Female-fertile spikelets. Spikelets 3 mm long; compressed dorsiventrally; falling with the glumes. Rachilla terminated by a female-fertile floret. Hairy callus absent.

Glumes two; very unequal; (the longer) long relative to the adjacent lemmas; hairless; scabrous; pointed; awnless; non-carinate; similar. Lower glume 5 nerved. Upper glume 7–9 nerved. Spikelets with female-fertile florets only; without proximal incomplete florets.

Female-fertile florets 2 (i.e. both the florets hermaphrodite). Lemmas decidedly firmer than the glumes; becoming indurated, or not becoming indurated (leathery or crustaceous); entire; pointed; awnless; hairless; non-carinate; having the margins inrolled against the palea; with a clear germination flap; 3–5 nerved. Palea present; relatively long; textured like the lemma; 2-nerved; keel-less. Lodicules present; 2; free; fleshy; glabrous. Stamens 3. Anthers not penicillate; without an apically prolonged connective (but the anthers divaricate). Ovary apically glabrous. Styles free to their bases. Stigmas 2.

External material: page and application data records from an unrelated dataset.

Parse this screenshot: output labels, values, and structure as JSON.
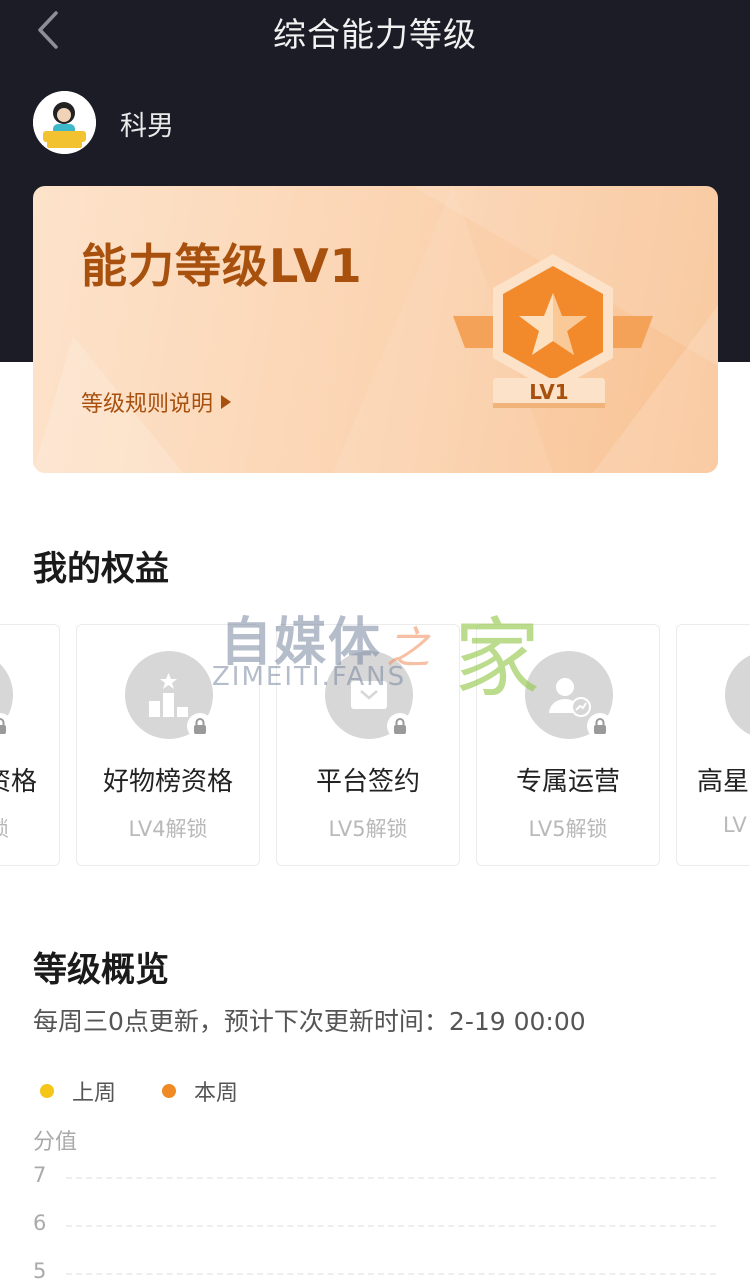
{
  "header": {
    "title": "综合能力等级",
    "back_icon": "chevron-left-icon"
  },
  "user": {
    "name": "科男",
    "avatar_icon": "avatar-icon"
  },
  "level_card": {
    "title": "能力等级LV1",
    "rules_link": "等级规则说明",
    "badge_label": "LV1",
    "badge_icon": "star-badge-icon"
  },
  "benefits": {
    "title": "我的权益",
    "items": [
      {
        "name": "资格",
        "unlock": "锁",
        "icon": "partial-icon"
      },
      {
        "name": "好物榜资格",
        "unlock": "LV4解锁",
        "icon": "podium-icon"
      },
      {
        "name": "平台签约",
        "unlock": "LV5解锁",
        "icon": "envelope-icon"
      },
      {
        "name": "专属运营",
        "unlock": "LV5解锁",
        "icon": "user-chart-icon"
      },
      {
        "name": "高星",
        "unlock": "LV",
        "icon": "partial-icon"
      }
    ]
  },
  "watermark": {
    "cn_1": "自媒体",
    "cn_2": "之",
    "cn_3": "家",
    "en": "ZIMEITI.FANS"
  },
  "overview": {
    "title": "等级概览",
    "description": "每周三0点更新，预计下次更新时间：2-19 00:00",
    "legend": [
      {
        "label": "上周",
        "color": "#f5c518"
      },
      {
        "label": "本周",
        "color": "#f08a24"
      }
    ],
    "y_axis_label": "分值",
    "y_ticks": [
      "7",
      "6",
      "5"
    ]
  }
}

Fruit, embryo and seedling. Fruit small.

Abaxial leaf blade epidermis. Costal/intercostal zonation conspicuous. Papillae absent. Mid-intercostal long-cells fusiform; having markedly sinuous walls. Microhairs present (equalling the long-cells in length); panicoid-type; (60–)66–81(–87) microns long; (27–)30–44(–57) microns wide at the septum. Microhair total length/width at septum 6.1–19.3. Microhair apical cells (4.2–)5.4–6 microns long. Microhair apical cell/total length ratio 0.45–0.66. Stomata common; 21–24 microns long. Subsidiaries dome-shaped. Guard-cells overlapping to flush with the interstomatals. Intercostal short-cells common (fairly); in cork/silica-cell pairs. Costal short-cells conspicuously in long rows. Costal silica bodies ‘panicoid-type’; cross shaped, dumb-bell shaped, and nodular (mostly nodular).

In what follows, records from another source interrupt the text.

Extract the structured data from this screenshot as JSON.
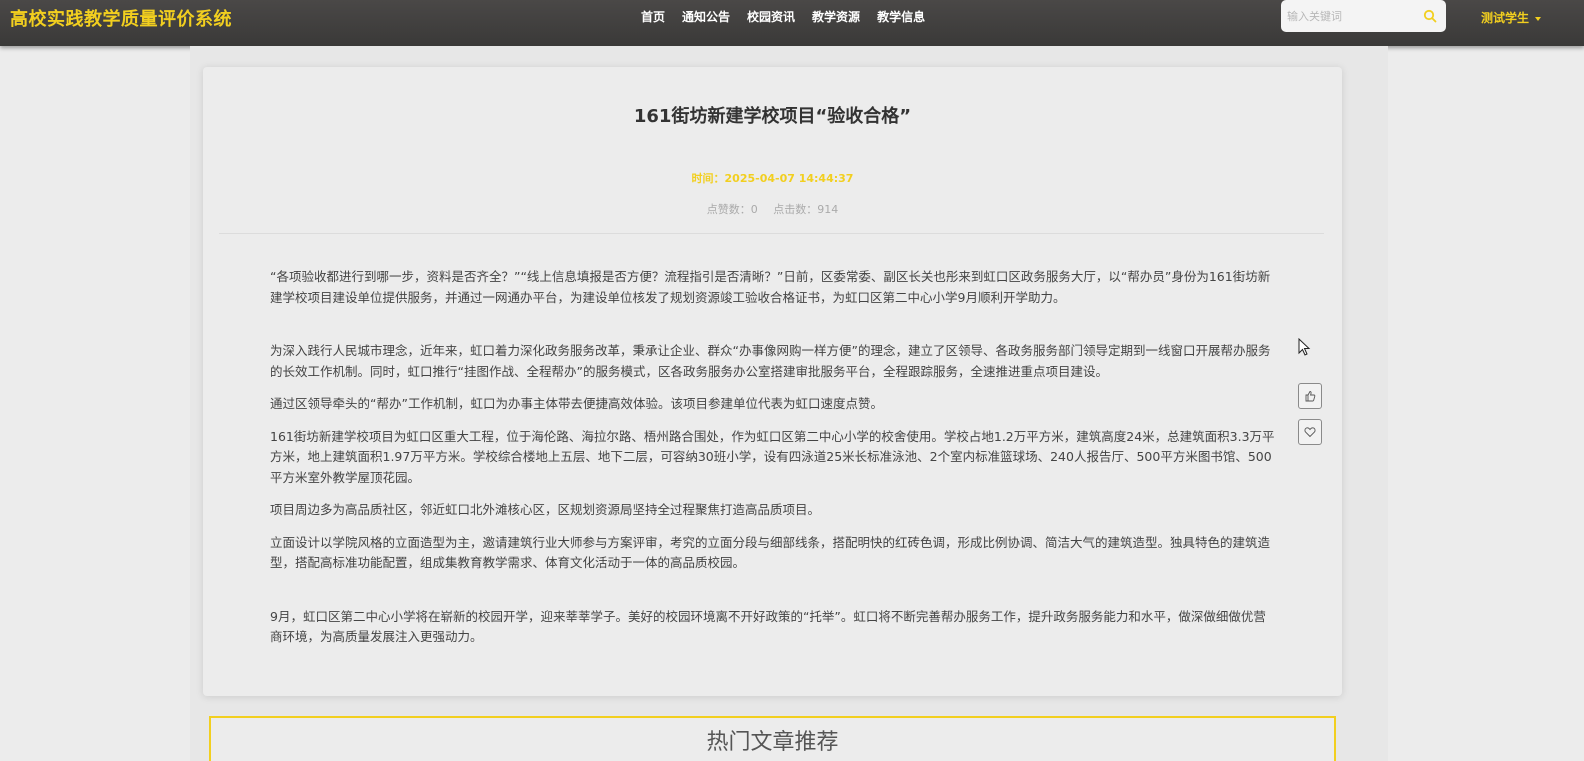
{
  "header": {
    "brand": "高校实践教学质量评价系统",
    "nav": [
      "首页",
      "通知公告",
      "校园资讯",
      "教学资源",
      "教学信息"
    ],
    "search_placeholder": "输入关键词",
    "user": "测试学生",
    "accent_color": "#f2cf1f"
  },
  "article": {
    "title": "161街坊新建学校项目“验收合格”",
    "time": "时间：2025-04-07 14:44:37",
    "likes": "点赞数：0",
    "clicks": "点击数：914",
    "paragraphs": [
      "“各项验收都进行到哪一步，资料是否齐全？”“线上信息填报是否方便？流程指引是否清晰？”日前，区委常委、副区长关也彤来到虹口区政务服务大厅，以“帮办员”身份为161街坊新建学校项目建设单位提供服务，并通过一网通办平台，为建设单位核发了规划资源竣工验收合格证书，为虹口区第二中心小学9月顺利开学助力。",
      "为深入践行人民城市理念，近年来，虹口着力深化政务服务改革，秉承让企业、群众“办事像网购一样方便”的理念，建立了区领导、各政务服务部门领导定期到一线窗口开展帮办服务的长效工作机制。同时，虹口推行“挂图作战、全程帮办”的服务模式，区各政务服务办公室搭建审批服务平台，全程跟踪服务，全速推进重点项目建设。",
      "通过区领导牵头的“帮办”工作机制，虹口为办事主体带去便捷高效体验。该项目参建单位代表为虹口速度点赞。",
      "161街坊新建学校项目为虹口区重大工程，位于海伦路、海拉尔路、梧州路合围处，作为虹口区第二中心小学的校舍使用。学校占地1.2万平方米，建筑高度24米，总建筑面积3.3万平方米，地上建筑面积1.97万平方米。学校综合楼地上五层、地下二层，可容纳30班小学，设有四泳道25米长标准泳池、2个室内标准篮球场、240人报告厅、500平方米图书馆、500平方米室外教学屋顶花园。",
      "项目周边多为高品质社区，邻近虹口北外滩核心区，区规划资源局坚持全过程聚焦打造高品质项目。",
      "立面设计以学院风格的立面造型为主，邀请建筑行业大师参与方案评审，考究的立面分段与细部线条，搭配明快的红砖色调，形成比例协调、简洁大气的建筑造型。独具特色的建筑造型，搭配高标准功能配置，组成集教育教学需求、体育文化活动于一体的高品质校园。",
      "9月，虹口区第二中心小学将在崭新的校园开学，迎来莘莘学子。美好的校园环境离不开好政策的“托举”。虹口将不断完善帮办服务工作，提升政务服务能力和水平，做深做细做优营商环境，为高质量发展注入更强动力。"
    ]
  },
  "recommend": {
    "title": "热门文章推荐"
  }
}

Transverse section of leaf blade, physiology. C4. The anatomical organization unconventional. Organization of PCR tissue Arundinella type. XyMS–. Mesophyll with radiate chlorenchyma (slightly); exhibiting ‘circular cells’ (solitaries, small groups and some obviously ‘reduced bundles’). Leaf blade adaxially flat. Midrib with one bundle only to having a conventional arc of bundles (a small bundle under each midrib ‘hinge’). Bulliforms present in discrete, regular adaxial groups; in simple fans. All the vascular bundles accompanied by sclerenchyma. Combined sclerenchyma girders present; forming ‘figures’. Sclerenchyma all associated with vascular bundles.

Classification. Watson & Dallwitz (1994): Panicoideae; Panicodae; Paniceae. Soreng et al. (2015): Panicoideae; Panicodae; Paniceae; Cenchrinae. 1 species (D. biflorus).

Distribution, phytogeography, ecology. Hawaii.

Shade species. On slopes.

References, etc. Leaf anatomical: studied by us.

Special comments. Fruit data wanting.

We advise against extracting comparative information from the descriptions. This is much more easily achieved using the DELTA data files or the interactive key, which allows access to the character list, illustrations, full and partial descriptions, diagnostic descriptions, differences and similarities between taxa, lists of taxa exhibiting or lacking specified attributes, distributions of character states within any set of taxa, geographical distribution, and classifications. See also Guidelines for using data taken from Web publications.

Cite this publication as: ‘Watson, L., Macfarlane, T.D., and Dallwitz, M.J. 1992 onwards. The grass genera of the world: descriptions, illustrations, identification, and information retrieval; including synonyms, morphology, anatomy, physiology, phytochemistry, cytology, classification, pathogens, world and local distribution, and references. Version: 11th December 2017.’.